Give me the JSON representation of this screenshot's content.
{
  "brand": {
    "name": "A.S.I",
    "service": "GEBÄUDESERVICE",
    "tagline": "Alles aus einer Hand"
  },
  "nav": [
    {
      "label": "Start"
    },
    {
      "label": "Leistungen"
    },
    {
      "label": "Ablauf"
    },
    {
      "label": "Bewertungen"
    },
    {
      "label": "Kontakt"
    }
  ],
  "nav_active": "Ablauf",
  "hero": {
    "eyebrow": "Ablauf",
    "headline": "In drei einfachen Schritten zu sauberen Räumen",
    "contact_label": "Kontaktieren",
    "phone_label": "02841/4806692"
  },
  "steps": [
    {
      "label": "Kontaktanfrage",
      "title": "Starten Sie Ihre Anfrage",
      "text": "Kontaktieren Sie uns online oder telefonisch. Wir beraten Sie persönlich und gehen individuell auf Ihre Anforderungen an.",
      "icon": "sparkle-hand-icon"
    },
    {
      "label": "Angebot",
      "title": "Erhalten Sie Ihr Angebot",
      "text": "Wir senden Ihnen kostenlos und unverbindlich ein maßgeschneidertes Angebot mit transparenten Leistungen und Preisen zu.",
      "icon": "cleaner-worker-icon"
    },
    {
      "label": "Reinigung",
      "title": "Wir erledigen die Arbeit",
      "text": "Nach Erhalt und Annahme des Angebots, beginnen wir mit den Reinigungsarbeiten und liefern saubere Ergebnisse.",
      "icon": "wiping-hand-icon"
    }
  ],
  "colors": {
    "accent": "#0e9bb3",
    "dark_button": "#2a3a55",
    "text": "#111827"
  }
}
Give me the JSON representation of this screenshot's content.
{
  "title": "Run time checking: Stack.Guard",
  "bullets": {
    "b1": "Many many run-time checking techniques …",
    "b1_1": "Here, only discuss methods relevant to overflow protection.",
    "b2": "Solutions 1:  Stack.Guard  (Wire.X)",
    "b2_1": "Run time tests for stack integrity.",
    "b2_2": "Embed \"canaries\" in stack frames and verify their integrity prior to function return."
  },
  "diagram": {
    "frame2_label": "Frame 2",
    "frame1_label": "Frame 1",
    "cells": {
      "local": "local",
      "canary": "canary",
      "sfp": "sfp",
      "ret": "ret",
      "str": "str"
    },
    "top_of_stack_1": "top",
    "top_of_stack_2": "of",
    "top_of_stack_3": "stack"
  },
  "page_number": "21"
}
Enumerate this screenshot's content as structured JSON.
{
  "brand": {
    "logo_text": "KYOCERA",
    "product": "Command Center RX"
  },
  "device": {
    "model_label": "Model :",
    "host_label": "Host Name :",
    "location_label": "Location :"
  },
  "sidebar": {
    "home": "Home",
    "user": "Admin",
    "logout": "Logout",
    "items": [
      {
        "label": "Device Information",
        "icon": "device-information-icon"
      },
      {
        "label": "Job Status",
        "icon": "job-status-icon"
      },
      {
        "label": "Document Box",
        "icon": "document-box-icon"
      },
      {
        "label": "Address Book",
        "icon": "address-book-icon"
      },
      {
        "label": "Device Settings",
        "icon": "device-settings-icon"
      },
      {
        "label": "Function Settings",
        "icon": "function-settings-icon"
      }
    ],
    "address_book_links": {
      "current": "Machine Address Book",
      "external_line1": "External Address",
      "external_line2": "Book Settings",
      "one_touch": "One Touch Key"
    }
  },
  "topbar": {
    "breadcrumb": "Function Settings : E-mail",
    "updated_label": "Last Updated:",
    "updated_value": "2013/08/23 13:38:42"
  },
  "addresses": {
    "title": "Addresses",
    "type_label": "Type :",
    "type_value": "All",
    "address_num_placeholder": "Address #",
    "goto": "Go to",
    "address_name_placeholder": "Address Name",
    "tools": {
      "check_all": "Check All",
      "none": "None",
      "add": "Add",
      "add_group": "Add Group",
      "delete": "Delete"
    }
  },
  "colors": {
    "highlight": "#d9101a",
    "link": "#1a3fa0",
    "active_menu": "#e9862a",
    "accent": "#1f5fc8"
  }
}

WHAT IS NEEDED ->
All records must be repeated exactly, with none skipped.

ANSWER AREA ->
Give me the JSON representation of this screenshot's content.
{
  "brand": {
    "name": "A.S.I",
    "service": "GEBÄUDESERVICE",
    "tagline": "Alles aus einer Hand"
  },
  "nav": [
    {
      "label": "Start"
    },
    {
      "label": "Leistungen"
    },
    {
      "label": "Ablauf"
    },
    {
      "label": "Bewertungen"
    },
    {
      "label": "Kontakt"
    }
  ],
  "nav_active": "Ablauf",
  "hero": {
    "eyebrow": "Ablauf",
    "headline": "In drei einfachen Schritten zu sauberen Räumen",
    "contact_label": "Kontaktieren",
    "phone_label": "02841/4806692"
  },
  "steps": [
    {
      "label": "Kontaktanfrage",
      "title": "Starten Sie Ihre Anfrage",
      "text": "Kontaktieren Sie uns online oder telefonisch. Wir beraten Sie persönlich und gehen individuell auf Ihre Anforderungen an.",
      "icon": "sparkle-hand-icon"
    },
    {
      "label": "Angebot",
      "title": "Erhalten Sie Ihr Angebot",
      "text": "Wir senden Ihnen kostenlos und unverbindlich ein maßgeschneidertes Angebot mit transparenten Leistungen und Preisen zu.",
      "icon": "cleaner-worker-icon"
    },
    {
      "label": "Reinigung",
      "title": "Wir erledigen die Arbeit",
      "text": "Nach Erhalt und Annahme des Angebots, beginnen wir mit den Reinigungsarbeiten und liefern saubere Ergebnisse.",
      "icon": "wiping-hand-icon"
    }
  ],
  "colors": {
    "accent": "#0e9bb3",
    "dark_button": "#2a3a55",
    "text": "#111827"
  }
}
Give me the JSON representation of this screenshot's content.
{
  "title": "Run time checking: Stack.Guard",
  "bullets": {
    "b1": "Many many run-time checking techniques …",
    "b1_1": "Here, only discuss methods relevant to overflow protection.",
    "b2": "Solutions 1:  Stack.Guard  (Wire.X)",
    "b2_1": "Run time tests for stack integrity.",
    "b2_2": "Embed \"canaries\" in stack frames and verify their integrity prior to function return."
  },
  "diagram": {
    "frame2_label": "Frame 2",
    "frame1_label": "Frame 1",
    "cells": {
      "local": "local",
      "canary": "canary",
      "sfp": "sfp",
      "ret": "ret",
      "str": "str"
    },
    "top_of_stack_1": "top",
    "top_of_stack_2": "of",
    "top_of_stack_3": "stack"
  },
  "page_number": "21"
}
Enumerate this screenshot's content as structured JSON.
{
  "brand": {
    "logo_text": "KYOCERA",
    "product": "Command Center RX"
  },
  "device": {
    "model_label": "Model :",
    "host_label": "Host Name :",
    "location_label": "Location :"
  },
  "sidebar": {
    "home": "Home",
    "user": "Admin",
    "logout": "Logout",
    "items": [
      {
        "label": "Device Information",
        "icon": "device-information-icon"
      },
      {
        "label": "Job Status",
        "icon": "job-status-icon"
      },
      {
        "label": "Document Box",
        "icon": "document-box-icon"
      },
      {
        "label": "Address Book",
        "icon": "address-book-icon"
      },
      {
        "label": "Device Settings",
        "icon": "device-settings-icon"
      },
      {
        "label": "Function Settings",
        "icon": "function-settings-icon"
      }
    ],
    "address_book_links": {
      "current": "Machine Address Book",
      "external_line1": "External Address",
      "external_line2": "Book Settings",
      "one_touch": "One Touch Key"
    }
  },
  "topbar": {
    "breadcrumb": "Function Settings : E-mail",
    "updated_label": "Last Updated:",
    "updated_value": "2013/08/23 13:38:42"
  },
  "addresses": {
    "title": "Addresses",
    "type_label": "Type :",
    "type_value": "All",
    "address_num_placeholder": "Address #",
    "goto": "Go to",
    "address_name_placeholder": "Address Name",
    "tools": {
      "check_all": "Check All",
      "none": "None",
      "add": "Add",
      "add_group": "Add Group",
      "delete": "Delete"
    }
  },
  "colors": {
    "highlight": "#d9101a",
    "link": "#1a3fa0",
    "active_menu": "#e9862a",
    "accent": "#1f5fc8"
  }
}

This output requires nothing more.